Panel backs effort challenging anti-Arab bias
Grand Rapids — The Michigan Civil Rights Commission is backing a national campaign to challenge discrimination against U.S. Arabs and Muslims.
The commission last week approved a resolution supporting the Take on Hate campaign while meeting in Grand Rapids. The bipartisan panel that investigates discrimination complaints co-hosted a kickoff event for the campaign last year in Detroit.
Commission Chairman Arthur Horwitz says both the group and the state’s Civil Rights Department are “proud to support” the campaign. Take on Hate is sponsored by the National Network for Arab American Communities. It’s a project of the Dearborn economic and social services agency ACCESS.
“Since 9/11, worsening attitudes toward Arab and Muslim Americans have manifest themselves in a 1,600 percent increase in reported hate crimes in these communities,” Horwitz said in a statement following Monday’s meeting. “Misunderstanding and fear lead to unstable communities. The Civil Rights Commission and the Civil Rights Department are proud to support the campaign to end discrimination and violence against all groups.”
The commission also approved a resolution honoring former Gov. George Romney on the 20th anniversary of his death, which occurred July 26, 1995. Romney, who ran for the 1968 Republican presidential nomination and served as secretary of Housing and Urban Development under President Richard Nixon, was chairman of the Michigan Constitutional Convention of 1963.
“Romney advocated strongly for including both civil rights protections and a commission to enforce them in the state constitution,” the Civil Rights Commission said in a statement. “As a result, Michigan became the first state to create a civil rights commission with constitutional authority.”
The Michigan Constitution directs the Civil Rights Commission, part of the Department of Civil Rights, to investigate reports of illegal discrimination.

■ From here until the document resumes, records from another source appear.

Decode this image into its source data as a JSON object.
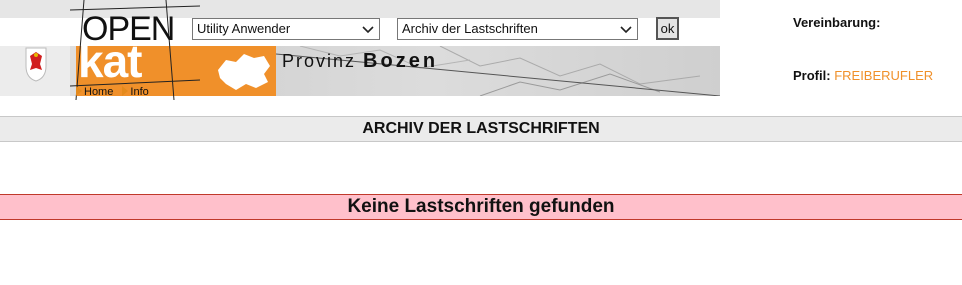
{
  "header": {
    "logo": {
      "line1": "OPEN",
      "line2": "kat"
    },
    "provinz_prefix": "Provinz",
    "provinz_name": "Bozen",
    "nav": [
      {
        "label": "Home"
      },
      {
        "label": "Info"
      }
    ],
    "controls": {
      "utility_select": {
        "selected": "Utility Anwender"
      },
      "archiv_select": {
        "selected": "Archiv der Lastschriften"
      },
      "ok_label": "ok"
    },
    "vereinbarung_label": "Vereinbarung:",
    "profil_label": "Profil:",
    "profil_value": "FREIBERUFLER"
  },
  "page_title": "ARCHIV DER LASTSCHRIFTEN",
  "message": "Keine Lastschriften gefunden",
  "colors": {
    "accent": "#f0902a",
    "message_bg": "#ffc0cb",
    "message_border": "#c0392b"
  }
}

Michigan’s civil rights law bans bias based on religion, race, color or national origin, sex, age, marital status, height, weight, arrest record, and physical and mental disability. It does not cover sexual orientation or gender identity.